Photo of Lillian K. Saba And John K. Kline

Exceptional Representation

Exceptional Results

Alarming facts about distracted driving

On Behalf of | Aug 8, 2016 | Distracted Driving |

Distracted driving is a deadly plague on American roads. According to, 3,179 people were killed in vehicle accidents as a result of distracted driving. The first thing that comes to mind with regards to distracted driving is texting. While this is one factor, distracted driving can involve anything that takes your eyes away from the road such as talking on the phone, eating, or even using your navigation system. Here are some other things you should know about distracted driving.

Hands-free devices are not safer

According to the National Safety Council, 26% of all car crashes involve one of the drivers’ uses of a cell-phone. This includes drivers who were using hands-free devices.

What’s more alarming is that at any given moment during the day, upwards of 9% of drivers are using their cell phones.

Texting at red lights is not safe

According to AAA’s Foundation for Traffic Safety, distracted driving doesn’t stop when you press send on your smartphone. Drivers who text while a traffic light experience an average of 27 seconds of lag time before becoming fully engaged while driving once the light turns green.

Texting is more dangerous than drunk driving

On its surface, one might think that drunk driving is far more dangerous than distracted driving. A University of Utah study found that distracted driving was far more dangerous than driving drunk. The results showed higher incidents of vehicle accidents (3 vs. 0) and much slower reaction times (3 seconds vs. 1.9 seconds).

With the advances made in technology related to smartphones and other devices, distracted driving continues to be an issue.

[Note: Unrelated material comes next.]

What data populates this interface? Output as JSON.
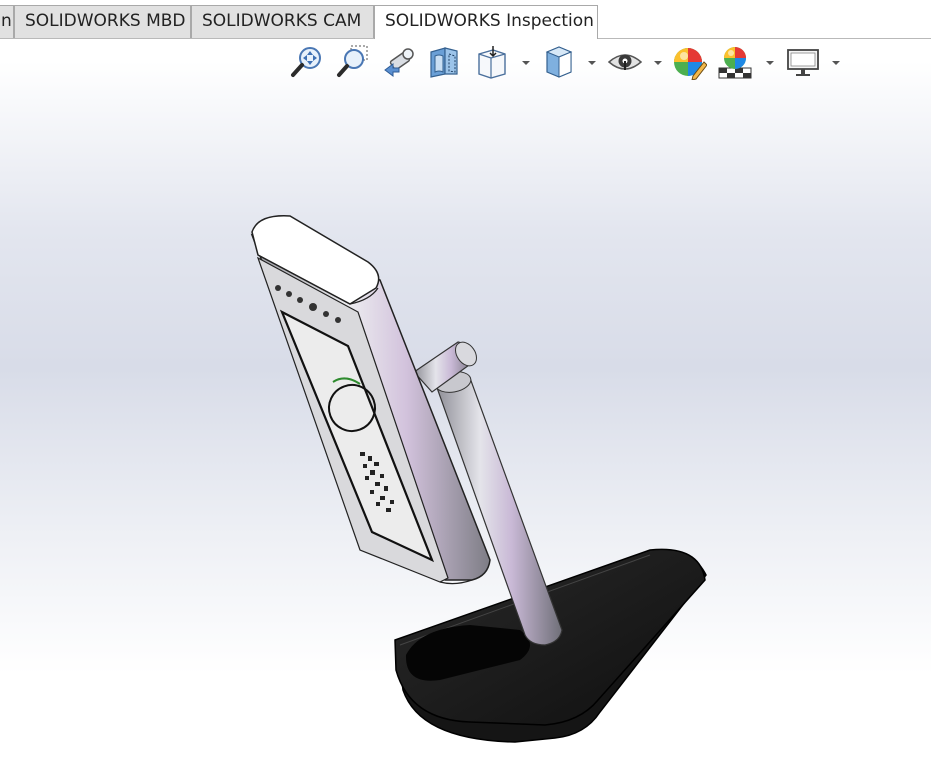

For the injured, the consequences of distracted driving can last a lifetime. If you or a loved one has been injured in an accident caused by a distracted driver, talk to an experienced personal injury attorney who can protect your rights.